4 Tbsp quick-cooking tapioca
1/8 Tsp salt
1 Cup sugar substitute. Doing Stevia is ok, but I didn’t like the aftertaste so it turned out 1/2 Stevia and 1/2 Agave nectar worked out perfect. 1/2 Cup sugar substitute is 1 Tbsp Stevia, and the other 1/2 Cup sugar substitute is 1/3 Cup Agave nectar.
1/4 Tsp plus a smidge of almond extract. This is important. Almond extract smells like cherries. Try it. It adds a bunch of flavor.
1/2 Tsp vanilla extract. Because you should always add vanilla to everything.
4 Cups pitted cherries. Or 3 cans of tart cherries in water.
Mix the dry things. Add in the wet things. Then add the cherries. Let it sit while you make the crust. I’m not kidding; the tapioca needs some time to do its thing.
Crust (enough for a top and bottom)
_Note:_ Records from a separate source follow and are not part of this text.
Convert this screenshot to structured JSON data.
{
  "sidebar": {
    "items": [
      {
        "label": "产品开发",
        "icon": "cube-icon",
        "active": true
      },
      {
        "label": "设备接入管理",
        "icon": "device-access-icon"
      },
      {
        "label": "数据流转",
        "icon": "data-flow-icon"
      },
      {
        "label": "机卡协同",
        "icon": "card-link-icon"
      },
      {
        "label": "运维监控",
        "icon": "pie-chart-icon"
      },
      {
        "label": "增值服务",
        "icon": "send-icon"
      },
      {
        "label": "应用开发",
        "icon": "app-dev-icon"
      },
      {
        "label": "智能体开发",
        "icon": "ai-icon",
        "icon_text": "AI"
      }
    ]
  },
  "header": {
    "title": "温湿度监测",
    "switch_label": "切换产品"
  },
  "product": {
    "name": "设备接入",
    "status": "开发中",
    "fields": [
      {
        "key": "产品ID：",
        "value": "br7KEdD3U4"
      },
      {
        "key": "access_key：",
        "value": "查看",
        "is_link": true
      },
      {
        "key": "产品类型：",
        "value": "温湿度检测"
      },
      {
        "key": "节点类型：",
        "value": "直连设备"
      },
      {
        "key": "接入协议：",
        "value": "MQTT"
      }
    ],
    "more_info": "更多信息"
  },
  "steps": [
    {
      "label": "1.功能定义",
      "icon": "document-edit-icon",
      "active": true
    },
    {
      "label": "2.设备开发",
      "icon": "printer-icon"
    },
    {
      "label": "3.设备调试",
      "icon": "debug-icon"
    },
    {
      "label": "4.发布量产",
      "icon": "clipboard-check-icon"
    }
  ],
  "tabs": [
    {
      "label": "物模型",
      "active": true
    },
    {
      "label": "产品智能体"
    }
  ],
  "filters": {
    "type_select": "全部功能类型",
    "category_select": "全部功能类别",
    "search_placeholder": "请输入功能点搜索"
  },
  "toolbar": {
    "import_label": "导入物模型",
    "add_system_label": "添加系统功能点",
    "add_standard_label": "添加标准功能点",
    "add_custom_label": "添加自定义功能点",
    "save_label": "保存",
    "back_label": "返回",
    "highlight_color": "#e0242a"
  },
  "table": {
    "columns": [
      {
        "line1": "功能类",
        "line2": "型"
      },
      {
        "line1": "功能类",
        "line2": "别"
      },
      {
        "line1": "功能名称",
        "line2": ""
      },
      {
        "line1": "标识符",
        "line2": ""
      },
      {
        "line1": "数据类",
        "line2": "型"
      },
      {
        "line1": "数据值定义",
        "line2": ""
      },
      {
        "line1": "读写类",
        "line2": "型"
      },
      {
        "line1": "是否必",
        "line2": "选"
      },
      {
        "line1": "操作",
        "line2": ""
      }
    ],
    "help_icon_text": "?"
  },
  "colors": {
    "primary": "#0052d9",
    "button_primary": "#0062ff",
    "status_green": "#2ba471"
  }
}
2 1/2 Cups gluten free flour. Bob’s Red Mill Gluten Free 1-to-1 Baking Flour turned out great and was cheaper than other gluten free flours.
2 Tablespoons sugar substitute. I used Stevia, which has a conversion rate of 1/3 tsp -> 1 Tbsp sugar.
1/2 Tsp salt.
1 Cup cold vegetable shortening. The cold part is important. If it’s too warm it gets too melty and makes the crust seem wet so it sticks and won’t roll. Seriously, this makes a difference.
1/2 Tsp apple cider vinegar (not sure why but it was in the recipe I borrowed from.
Up to 6 Tbsp cold water.
Make it like a regular pie crust. Mix the dry ingredients together, then cut in the shortening using forks until you have pea sized pieces. Add the eggs and vinegar and mix some more. Then take one tablespoon at a time of the water and add it to a small part of the crust and mix it until it’s crust-like. Do that until you’ve gotten the whole crust. Then split it in half, flour a table and roll the halves out to make your bottom and top crusts.
Bake at 400
Preheat the oven first. Put the bottom half of the crust in the bottom of your pie tin. Then put in the cherry filling. Then put the top half of the crust on top. Flute the edge and vent the top. Protect the crust with a ring of tinfoil around the edge. Bake for 20 minutes. Take the tin foil off and bake for another 25 minutes. Take it out and let it cool. You did a thing!